Word for word, restate all of the data shown below.

Element data from apps and pages
::::::::::
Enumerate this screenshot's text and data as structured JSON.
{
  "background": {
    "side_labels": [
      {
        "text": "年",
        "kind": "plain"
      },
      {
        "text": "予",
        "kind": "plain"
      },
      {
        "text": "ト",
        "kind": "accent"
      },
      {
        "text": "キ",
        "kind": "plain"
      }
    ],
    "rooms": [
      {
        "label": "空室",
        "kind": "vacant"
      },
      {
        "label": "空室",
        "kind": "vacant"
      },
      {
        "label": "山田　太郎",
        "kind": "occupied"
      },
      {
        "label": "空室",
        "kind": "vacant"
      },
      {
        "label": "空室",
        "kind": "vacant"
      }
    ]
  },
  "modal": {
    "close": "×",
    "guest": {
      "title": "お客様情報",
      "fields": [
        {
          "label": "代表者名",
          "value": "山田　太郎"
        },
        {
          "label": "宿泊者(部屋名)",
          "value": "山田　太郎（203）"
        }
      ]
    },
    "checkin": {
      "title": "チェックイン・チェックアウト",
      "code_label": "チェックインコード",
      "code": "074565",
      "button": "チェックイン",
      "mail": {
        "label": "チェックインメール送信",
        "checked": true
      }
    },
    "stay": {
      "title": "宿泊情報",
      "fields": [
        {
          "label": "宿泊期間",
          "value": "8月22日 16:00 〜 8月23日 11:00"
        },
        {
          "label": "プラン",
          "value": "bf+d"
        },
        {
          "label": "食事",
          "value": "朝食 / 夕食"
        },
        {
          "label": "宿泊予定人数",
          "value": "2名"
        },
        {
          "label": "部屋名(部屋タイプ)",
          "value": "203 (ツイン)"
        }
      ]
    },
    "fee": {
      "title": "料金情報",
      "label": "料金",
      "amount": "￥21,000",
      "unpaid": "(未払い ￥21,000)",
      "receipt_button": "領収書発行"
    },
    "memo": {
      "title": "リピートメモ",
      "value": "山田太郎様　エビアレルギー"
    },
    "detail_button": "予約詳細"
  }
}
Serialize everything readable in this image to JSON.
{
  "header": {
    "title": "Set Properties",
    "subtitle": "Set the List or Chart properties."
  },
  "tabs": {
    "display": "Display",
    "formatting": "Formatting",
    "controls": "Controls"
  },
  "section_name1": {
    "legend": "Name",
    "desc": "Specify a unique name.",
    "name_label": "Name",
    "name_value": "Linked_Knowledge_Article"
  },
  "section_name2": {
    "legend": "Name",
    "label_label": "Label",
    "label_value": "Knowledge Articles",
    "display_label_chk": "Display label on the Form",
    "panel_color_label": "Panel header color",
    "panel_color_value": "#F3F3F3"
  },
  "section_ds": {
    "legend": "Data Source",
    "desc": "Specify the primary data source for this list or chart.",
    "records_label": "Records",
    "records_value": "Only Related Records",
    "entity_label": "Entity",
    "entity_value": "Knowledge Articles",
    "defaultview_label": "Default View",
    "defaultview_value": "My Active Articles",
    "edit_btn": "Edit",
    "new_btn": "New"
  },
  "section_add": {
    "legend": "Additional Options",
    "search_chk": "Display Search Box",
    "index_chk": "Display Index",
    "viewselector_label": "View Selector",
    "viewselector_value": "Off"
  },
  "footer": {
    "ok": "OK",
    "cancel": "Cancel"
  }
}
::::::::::
* Written response:
Enumerate this screenshot's text and data as structured JSON.
{
  "background": {
    "side_labels": [
      {
        "text": "年",
        "kind": "plain"
      },
      {
        "text": "予",
        "kind": "plain"
      },
      {
        "text": "ト",
        "kind": "accent"
      },
      {
        "text": "キ",
        "kind": "plain"
      }
    ],
    "rooms": [
      {
        "label": "空室",
        "kind": "vacant"
      },
      {
        "label": "空室",
        "kind": "vacant"
      },
      {
        "label": "山田　太郎",
        "kind": "occupied"
      },
      {
        "label": "空室",
        "kind": "vacant"
      },
      {
        "label": "空室",
        "kind": "vacant"
      }
    ]
  },
  "modal": {
    "close": "×",
    "guest": {
      "title": "お客様情報",
      "fields": [
        {
          "label": "代表者名",
          "value": "山田　太郎"
        },
        {
          "label": "宿泊者(部屋名)",
          "value": "山田　太郎（203）"
        }
      ]
    },
    "checkin": {
      "title": "チェックイン・チェックアウト",
      "code_label": "チェックインコード",
      "code": "074565",
      "button": "チェックイン",
      "mail": {
        "label": "チェックインメール送信",
        "checked": true
      }
    },
    "stay": {
      "title": "宿泊情報",
      "fields": [
        {
          "label": "宿泊期間",
          "value": "8月22日 16:00 〜 8月23日 11:00"
        },
        {
          "label": "プラン",
          "value": "bf+d"
        },
        {
          "label": "食事",
          "value": "朝食 / 夕食"
        },
        {
          "label": "宿泊予定人数",
          "value": "2名"
        },
        {
          "label": "部屋名(部屋タイプ)",
          "value": "203 (ツイン)"
        }
      ]
    },
    "fee": {
      "title": "料金情報",
      "label": "料金",
      "amount": "￥21,000",
      "unpaid": "(未払い ￥21,000)",
      "receipt_button": "領収書発行"
    },
    "memo": {
      "title": "リピートメモ",
      "value": "山田太郎様　エビアレルギー"
    },
    "detail_button": "予約詳細"
  }
}
Serialize everything readable in this image to JSON.
{
  "header": {
    "title": "Set Properties",
    "subtitle": "Set the List or Chart properties."
  },
  "tabs": {
    "display": "Display",
    "formatting": "Formatting",
    "controls": "Controls"
  },
  "section_name1": {
    "legend": "Name",
    "desc": "Specify a unique name.",
    "name_label": "Name",
    "name_value": "Linked_Knowledge_Article"
  },
  "section_name2": {
    "legend": "Name",
    "label_label": "Label",
    "label_value": "Knowledge Articles",
    "display_label_chk": "Display label on the Form",
    "panel_color_label": "Panel header color",
    "panel_color_value": "#F3F3F3"
  },
  "section_ds": {
    "legend": "Data Source",
    "desc": "Specify the primary data source for this list or chart.",
    "records_label": "Records",
    "records_value": "Only Related Records",
    "entity_label": "Entity",
    "entity_value": "Knowledge Articles",
    "defaultview_label": "Default View",
    "defaultview_value": "My Active Articles",
    "edit_btn": "Edit",
    "new_btn": "New"
  },
  "section_add": {
    "legend": "Additional Options",
    "search_chk": "Display Search Box",
    "index_chk": "Display Index",
    "viewselector_label": "View Selector",
    "viewselector_value": "Off"
  },
  "footer": {
    "ok": "OK",
    "cancel": "Cancel"
  }
}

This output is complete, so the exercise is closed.